**What to produce:**
Return all the records, each one exactly as given.

----- Information shown

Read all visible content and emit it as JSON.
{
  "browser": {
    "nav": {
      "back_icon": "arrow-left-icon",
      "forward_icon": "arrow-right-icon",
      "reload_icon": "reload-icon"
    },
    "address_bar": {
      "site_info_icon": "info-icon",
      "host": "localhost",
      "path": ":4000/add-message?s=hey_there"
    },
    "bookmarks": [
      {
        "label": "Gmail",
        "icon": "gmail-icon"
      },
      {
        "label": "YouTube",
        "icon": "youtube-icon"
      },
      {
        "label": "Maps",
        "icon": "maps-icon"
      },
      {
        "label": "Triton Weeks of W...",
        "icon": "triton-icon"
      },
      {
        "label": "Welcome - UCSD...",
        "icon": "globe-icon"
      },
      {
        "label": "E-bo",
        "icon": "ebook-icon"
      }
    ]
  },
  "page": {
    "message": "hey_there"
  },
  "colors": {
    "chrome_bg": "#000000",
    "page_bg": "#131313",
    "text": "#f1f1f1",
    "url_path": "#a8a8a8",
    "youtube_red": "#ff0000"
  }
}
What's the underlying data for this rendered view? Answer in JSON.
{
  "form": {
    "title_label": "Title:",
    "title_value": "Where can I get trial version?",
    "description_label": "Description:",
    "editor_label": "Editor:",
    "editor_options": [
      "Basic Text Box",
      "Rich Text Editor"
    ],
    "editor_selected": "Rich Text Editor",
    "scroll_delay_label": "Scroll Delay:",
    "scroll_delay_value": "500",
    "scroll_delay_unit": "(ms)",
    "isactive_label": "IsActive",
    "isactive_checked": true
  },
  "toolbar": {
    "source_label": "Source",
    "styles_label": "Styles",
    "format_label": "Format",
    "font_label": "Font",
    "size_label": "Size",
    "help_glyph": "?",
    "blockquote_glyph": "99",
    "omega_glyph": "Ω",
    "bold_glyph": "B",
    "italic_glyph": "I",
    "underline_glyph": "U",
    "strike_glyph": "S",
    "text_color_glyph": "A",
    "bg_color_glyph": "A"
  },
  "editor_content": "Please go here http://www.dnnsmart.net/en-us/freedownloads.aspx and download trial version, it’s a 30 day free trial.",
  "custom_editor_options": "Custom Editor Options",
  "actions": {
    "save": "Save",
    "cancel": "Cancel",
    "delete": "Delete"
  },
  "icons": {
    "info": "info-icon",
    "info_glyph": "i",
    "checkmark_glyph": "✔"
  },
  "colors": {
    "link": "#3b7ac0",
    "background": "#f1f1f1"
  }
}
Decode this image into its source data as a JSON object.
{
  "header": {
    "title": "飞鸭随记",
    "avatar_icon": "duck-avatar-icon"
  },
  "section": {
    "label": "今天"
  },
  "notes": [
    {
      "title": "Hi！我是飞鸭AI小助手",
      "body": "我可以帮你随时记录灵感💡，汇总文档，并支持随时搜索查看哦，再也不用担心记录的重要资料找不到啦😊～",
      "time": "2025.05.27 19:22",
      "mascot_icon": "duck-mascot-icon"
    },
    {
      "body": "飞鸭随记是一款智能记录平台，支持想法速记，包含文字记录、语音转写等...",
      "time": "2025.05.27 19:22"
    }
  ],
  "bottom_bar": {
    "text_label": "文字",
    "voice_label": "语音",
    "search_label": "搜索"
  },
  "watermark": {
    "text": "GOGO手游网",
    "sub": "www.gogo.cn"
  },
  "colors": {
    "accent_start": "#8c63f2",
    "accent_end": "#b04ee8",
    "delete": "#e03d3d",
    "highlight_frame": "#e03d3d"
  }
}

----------

**Answer space:**
Read all visible content and emit it as JSON.
{
  "browser": {
    "nav": {
      "back_icon": "arrow-left-icon",
      "forward_icon": "arrow-right-icon",
      "reload_icon": "reload-icon"
    },
    "address_bar": {
      "site_info_icon": "info-icon",
      "host": "localhost",
      "path": ":4000/add-message?s=hey_there"
    },
    "bookmarks": [
      {
        "label": "Gmail",
        "icon": "gmail-icon"
      },
      {
        "label": "YouTube",
        "icon": "youtube-icon"
      },
      {
        "label": "Maps",
        "icon": "maps-icon"
      },
      {
        "label": "Triton Weeks of W...",
        "icon": "triton-icon"
      },
      {
        "label": "Welcome - UCSD...",
        "icon": "globe-icon"
      },
      {
        "label": "E-bo",
        "icon": "ebook-icon"
      }
    ]
  },
  "page": {
    "message": "hey_there"
  },
  "colors": {
    "chrome_bg": "#000000",
    "page_bg": "#131313",
    "text": "#f1f1f1",
    "url_path": "#a8a8a8",
    "youtube_red": "#ff0000"
  }
}
What's the underlying data for this rendered view? Answer in JSON.
{
  "form": {
    "title_label": "Title:",
    "title_value": "Where can I get trial version?",
    "description_label": "Description:",
    "editor_label": "Editor:",
    "editor_options": [
      "Basic Text Box",
      "Rich Text Editor"
    ],
    "editor_selected": "Rich Text Editor",
    "scroll_delay_label": "Scroll Delay:",
    "scroll_delay_value": "500",
    "scroll_delay_unit": "(ms)",
    "isactive_label": "IsActive",
    "isactive_checked": true
  },
  "toolbar": {
    "source_label": "Source",
    "styles_label": "Styles",
    "format_label": "Format",
    "font_label": "Font",
    "size_label": "Size",
    "help_glyph": "?",
    "blockquote_glyph": "99",
    "omega_glyph": "Ω",
    "bold_glyph": "B",
    "italic_glyph": "I",
    "underline_glyph": "U",
    "strike_glyph": "S",
    "text_color_glyph": "A",
    "bg_color_glyph": "A"
  },
  "editor_content": "Please go here http://www.dnnsmart.net/en-us/freedownloads.aspx and download trial version, it’s a 30 day free trial.",
  "custom_editor_options": "Custom Editor Options",
  "actions": {
    "save": "Save",
    "cancel": "Cancel",
    "delete": "Delete"
  },
  "icons": {
    "info": "info-icon",
    "info_glyph": "i",
    "checkmark_glyph": "✔"
  },
  "colors": {
    "link": "#3b7ac0",
    "background": "#f1f1f1"
  }
}
Decode this image into its source data as a JSON object.
{
  "header": {
    "title": "飞鸭随记",
    "avatar_icon": "duck-avatar-icon"
  },
  "section": {
    "label": "今天"
  },
  "notes": [
    {
      "title": "Hi！我是飞鸭AI小助手",
      "body": "我可以帮你随时记录灵感💡，汇总文档，并支持随时搜索查看哦，再也不用担心记录的重要资料找不到啦😊～",
      "time": "2025.05.27 19:22",
      "mascot_icon": "duck-mascot-icon"
    },
    {
      "body": "飞鸭随记是一款智能记录平台，支持想法速记，包含文字记录、语音转写等...",
      "time": "2025.05.27 19:22"
    }
  ],
  "bottom_bar": {
    "text_label": "文字",
    "voice_label": "语音",
    "search_label": "搜索"
  },
  "watermark": {
    "text": "GOGO手游网",
    "sub": "www.gogo.cn"
  },
  "colors": {
    "accent_start": "#8c63f2",
    "accent_end": "#b04ee8",
    "delete": "#e03d3d",
    "highlight_frame": "#e03d3d"
  }
}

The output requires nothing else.